=== TASK GOAL ===
State how many lines in the listing below include the string "Enable". The answer is the number alone.

=== EXTRACTED MATERIAL ===
————

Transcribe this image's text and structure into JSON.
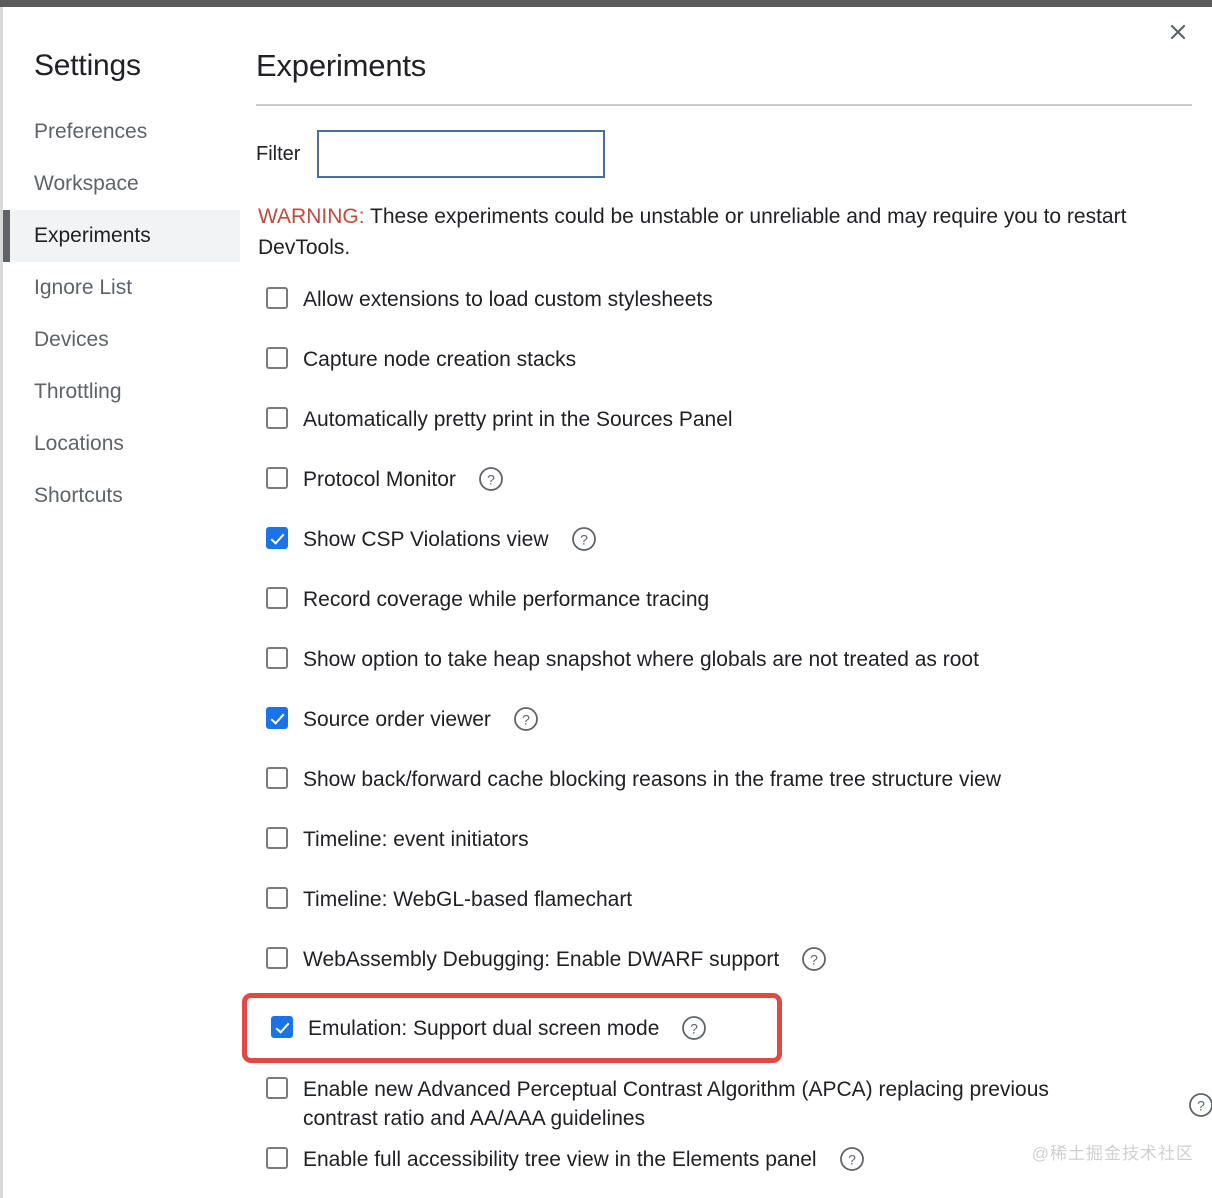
{
  "window": {
    "close_icon": "close-icon"
  },
  "sidebar": {
    "title": "Settings",
    "items": [
      {
        "label": "Preferences",
        "selected": false
      },
      {
        "label": "Workspace",
        "selected": false
      },
      {
        "label": "Experiments",
        "selected": true
      },
      {
        "label": "Ignore List",
        "selected": false
      },
      {
        "label": "Devices",
        "selected": false
      },
      {
        "label": "Throttling",
        "selected": false
      },
      {
        "label": "Locations",
        "selected": false
      },
      {
        "label": "Shortcuts",
        "selected": false
      }
    ]
  },
  "main": {
    "title": "Experiments",
    "filter": {
      "label": "Filter",
      "value": "",
      "placeholder": ""
    },
    "warning": {
      "tag": "WARNING:",
      "text": " These experiments could be unstable or unreliable and may require you to restart DevTools."
    },
    "experiments": [
      {
        "label": "Allow extensions to load custom stylesheets",
        "checked": false,
        "help": false,
        "highlighted": false
      },
      {
        "label": "Capture node creation stacks",
        "checked": false,
        "help": false,
        "highlighted": false
      },
      {
        "label": "Automatically pretty print in the Sources Panel",
        "checked": false,
        "help": false,
        "highlighted": false
      },
      {
        "label": "Protocol Monitor",
        "checked": false,
        "help": true,
        "highlighted": false
      },
      {
        "label": "Show CSP Violations view",
        "checked": true,
        "help": true,
        "highlighted": false
      },
      {
        "label": "Record coverage while performance tracing",
        "checked": false,
        "help": false,
        "highlighted": false
      },
      {
        "label": "Show option to take heap snapshot where globals are not treated as root",
        "checked": false,
        "help": false,
        "highlighted": false
      },
      {
        "label": "Source order viewer",
        "checked": true,
        "help": true,
        "highlighted": false
      },
      {
        "label": "Show back/forward cache blocking reasons in the frame tree structure view",
        "checked": false,
        "help": false,
        "highlighted": false
      },
      {
        "label": "Timeline: event initiators",
        "checked": false,
        "help": false,
        "highlighted": false
      },
      {
        "label": "Timeline: WebGL-based flamechart",
        "checked": false,
        "help": false,
        "highlighted": false
      },
      {
        "label": "WebAssembly Debugging: Enable DWARF support",
        "checked": false,
        "help": true,
        "highlighted": false
      },
      {
        "label": "Emulation: Support dual screen mode",
        "checked": true,
        "help": true,
        "highlighted": true
      },
      {
        "label": "Enable new Advanced Perceptual Contrast Algorithm (APCA) replacing previous contrast ratio and AA/AAA guidelines",
        "checked": false,
        "help": true,
        "help_far": true,
        "wrap": true,
        "highlighted": false
      },
      {
        "label": "Enable full accessibility tree view in the Elements panel",
        "checked": false,
        "help": true,
        "highlighted": false
      }
    ]
  },
  "watermark": "@稀土掘金技术社区",
  "colors": {
    "accent_checkbox": "#1a73e8",
    "warning_text": "#c5483c",
    "highlight_box": "#e04a45",
    "selected_sidebar_bg": "#f1f3f4",
    "sidebar_accent": "#5f6368",
    "filter_border": "#4a7099",
    "divider": "#cccccc"
  }
}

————

=== TASK OUTPUT ===
3